> YOUR INSTRUCTIONS
Every line below that contains "email" is to be copied.

[SUPPLIED MATERIAL Boundary: Start]

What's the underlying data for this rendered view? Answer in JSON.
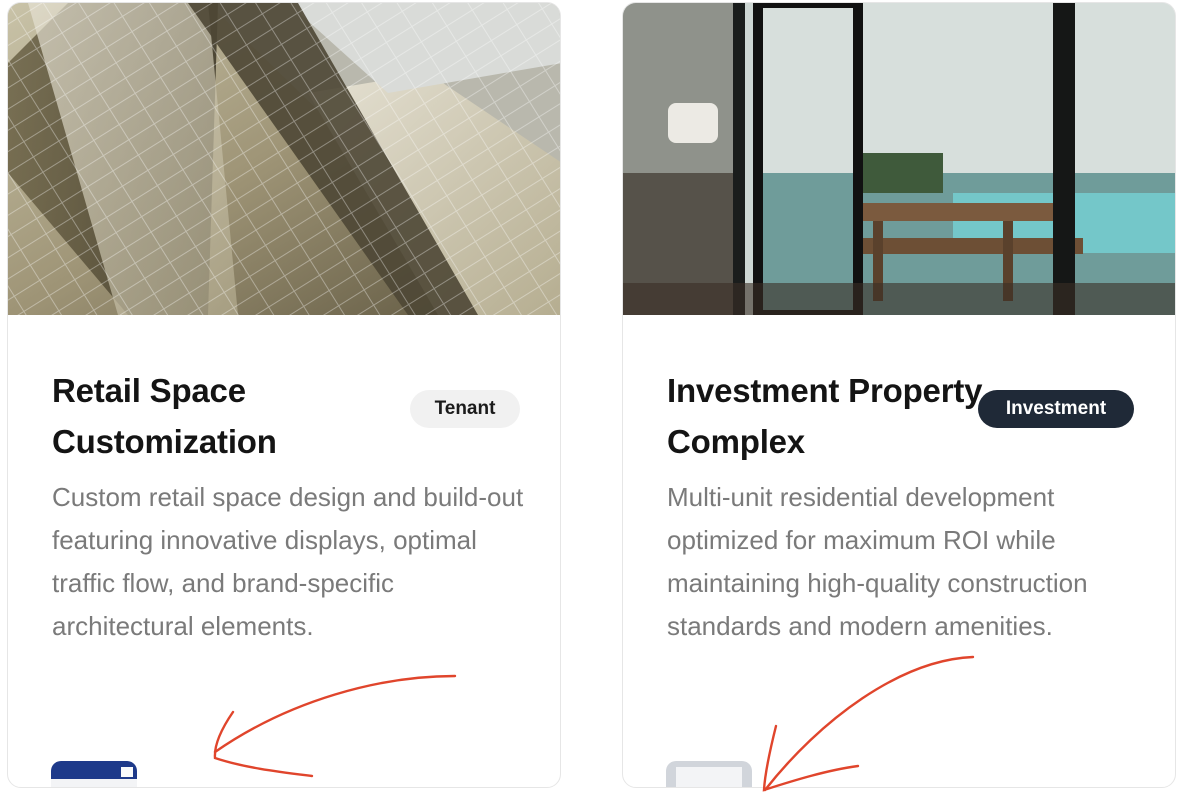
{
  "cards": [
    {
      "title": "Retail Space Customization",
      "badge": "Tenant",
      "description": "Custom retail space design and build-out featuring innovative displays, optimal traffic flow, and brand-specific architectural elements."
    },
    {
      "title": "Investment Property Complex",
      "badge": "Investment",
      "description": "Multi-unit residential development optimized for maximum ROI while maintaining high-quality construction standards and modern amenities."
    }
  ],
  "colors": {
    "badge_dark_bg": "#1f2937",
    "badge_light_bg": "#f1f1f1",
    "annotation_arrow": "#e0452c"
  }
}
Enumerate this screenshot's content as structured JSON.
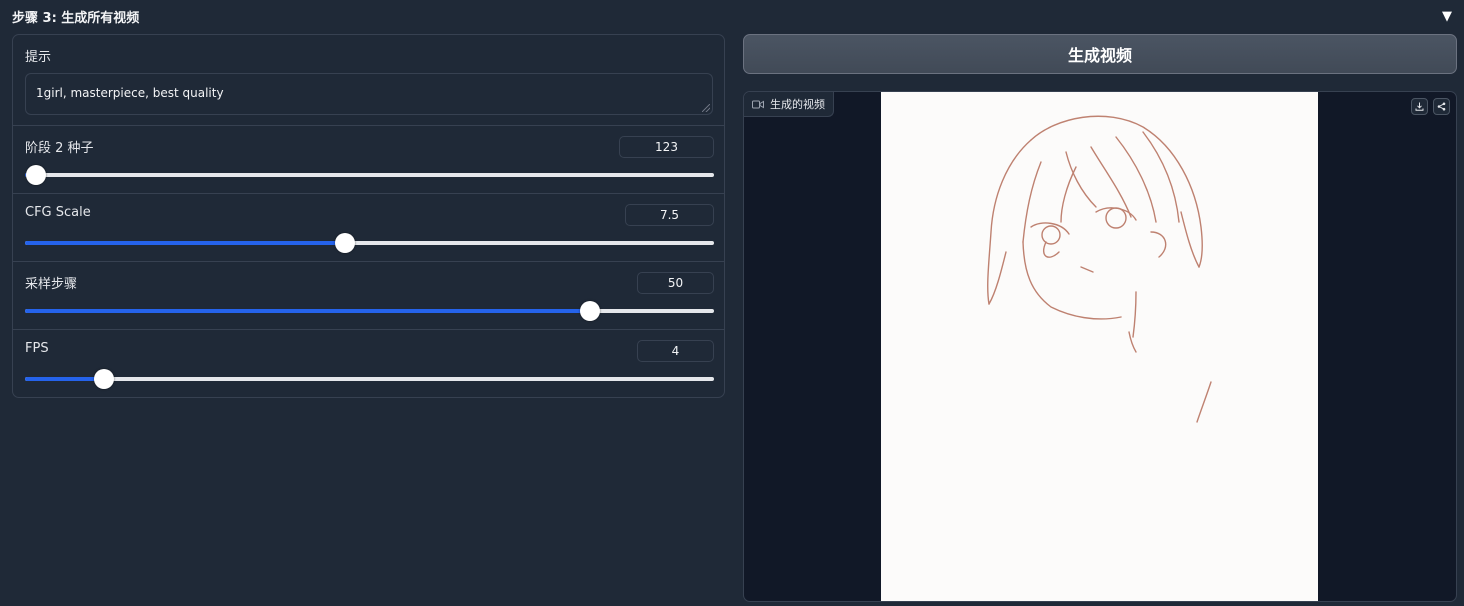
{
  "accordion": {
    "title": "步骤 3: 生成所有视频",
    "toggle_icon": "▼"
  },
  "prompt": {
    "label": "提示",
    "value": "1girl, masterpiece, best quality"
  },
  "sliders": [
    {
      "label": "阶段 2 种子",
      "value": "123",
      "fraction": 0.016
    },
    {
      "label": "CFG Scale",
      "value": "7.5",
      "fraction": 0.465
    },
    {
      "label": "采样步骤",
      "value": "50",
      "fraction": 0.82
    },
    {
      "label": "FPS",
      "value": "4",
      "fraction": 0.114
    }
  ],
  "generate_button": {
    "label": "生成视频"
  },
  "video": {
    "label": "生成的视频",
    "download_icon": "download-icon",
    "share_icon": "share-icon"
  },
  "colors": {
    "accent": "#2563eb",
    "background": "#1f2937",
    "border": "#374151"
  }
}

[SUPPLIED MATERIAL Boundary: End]
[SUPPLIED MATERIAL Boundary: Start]

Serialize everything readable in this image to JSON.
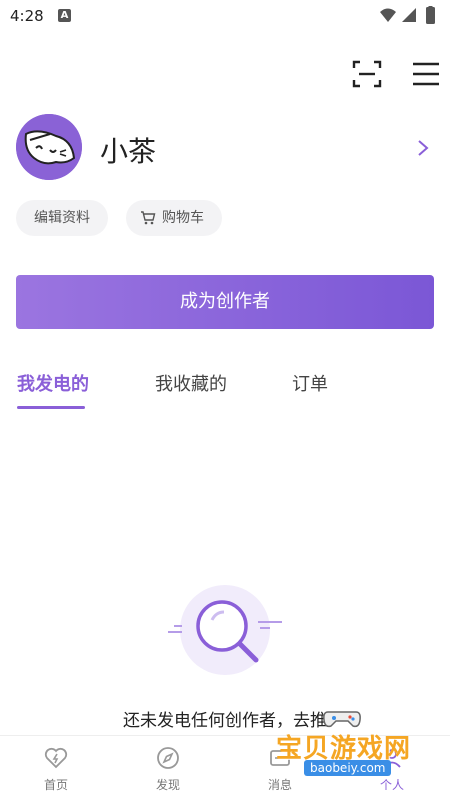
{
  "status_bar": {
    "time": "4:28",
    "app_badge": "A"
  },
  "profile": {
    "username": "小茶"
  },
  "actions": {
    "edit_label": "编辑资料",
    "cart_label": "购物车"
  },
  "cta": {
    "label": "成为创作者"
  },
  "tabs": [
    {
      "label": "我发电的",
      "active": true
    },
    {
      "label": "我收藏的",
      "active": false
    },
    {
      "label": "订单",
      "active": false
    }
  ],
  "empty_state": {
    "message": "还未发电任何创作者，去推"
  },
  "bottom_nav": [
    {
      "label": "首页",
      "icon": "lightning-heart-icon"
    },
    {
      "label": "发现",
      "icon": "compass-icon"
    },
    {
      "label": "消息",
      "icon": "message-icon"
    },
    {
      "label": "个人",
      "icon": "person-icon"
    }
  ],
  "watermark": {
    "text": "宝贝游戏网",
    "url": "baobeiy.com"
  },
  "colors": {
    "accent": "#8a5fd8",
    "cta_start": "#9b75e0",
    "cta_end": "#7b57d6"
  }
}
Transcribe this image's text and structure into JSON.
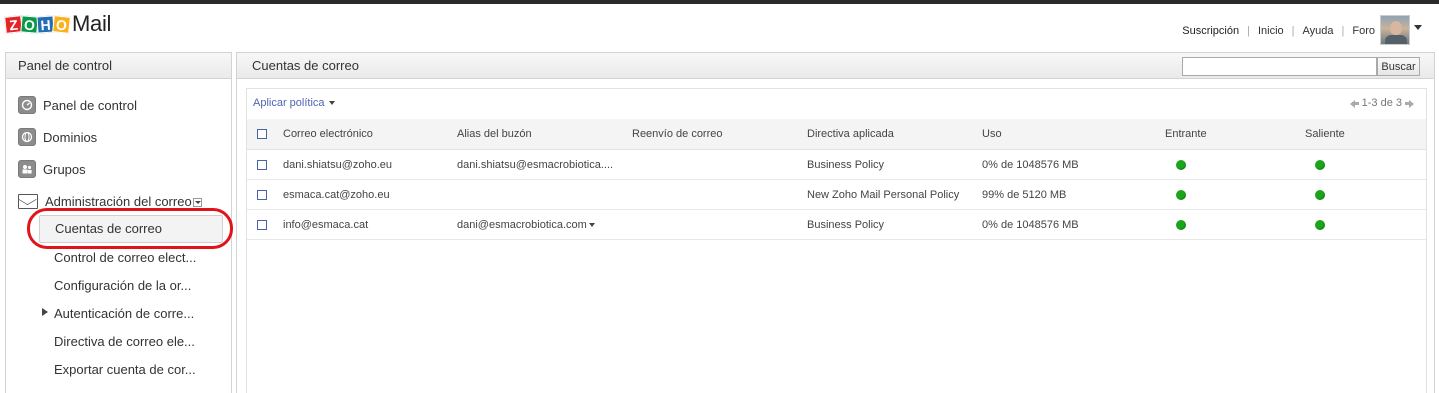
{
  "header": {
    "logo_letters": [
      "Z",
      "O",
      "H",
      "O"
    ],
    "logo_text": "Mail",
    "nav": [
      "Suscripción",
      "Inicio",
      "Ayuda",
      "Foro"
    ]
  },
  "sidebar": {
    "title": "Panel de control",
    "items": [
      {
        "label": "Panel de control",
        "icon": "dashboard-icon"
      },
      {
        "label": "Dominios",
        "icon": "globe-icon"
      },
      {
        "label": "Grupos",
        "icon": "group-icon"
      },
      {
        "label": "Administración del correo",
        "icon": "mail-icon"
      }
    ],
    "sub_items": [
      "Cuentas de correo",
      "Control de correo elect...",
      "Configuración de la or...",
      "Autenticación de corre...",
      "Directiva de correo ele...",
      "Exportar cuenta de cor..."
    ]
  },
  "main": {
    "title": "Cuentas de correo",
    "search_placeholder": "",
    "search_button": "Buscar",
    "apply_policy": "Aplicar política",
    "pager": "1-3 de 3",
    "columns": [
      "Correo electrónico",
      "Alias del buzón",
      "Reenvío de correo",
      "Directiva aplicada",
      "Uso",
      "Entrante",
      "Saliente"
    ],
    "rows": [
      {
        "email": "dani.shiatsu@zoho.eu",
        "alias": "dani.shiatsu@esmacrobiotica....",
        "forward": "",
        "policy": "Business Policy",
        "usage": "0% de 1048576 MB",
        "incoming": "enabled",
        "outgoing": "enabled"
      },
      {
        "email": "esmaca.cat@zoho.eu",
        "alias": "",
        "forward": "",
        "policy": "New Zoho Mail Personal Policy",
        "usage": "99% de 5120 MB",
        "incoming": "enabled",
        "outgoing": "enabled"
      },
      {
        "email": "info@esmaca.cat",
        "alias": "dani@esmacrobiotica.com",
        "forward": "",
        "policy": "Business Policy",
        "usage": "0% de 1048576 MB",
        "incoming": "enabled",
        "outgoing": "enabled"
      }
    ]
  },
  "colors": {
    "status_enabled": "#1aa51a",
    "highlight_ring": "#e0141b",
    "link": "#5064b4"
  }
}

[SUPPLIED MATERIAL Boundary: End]

> SOLUTION
        "email": "dani.shiatsu@zoho.eu",
        "email": "esmaca.cat@zoho.eu",
        "email": "info@esmaca.cat",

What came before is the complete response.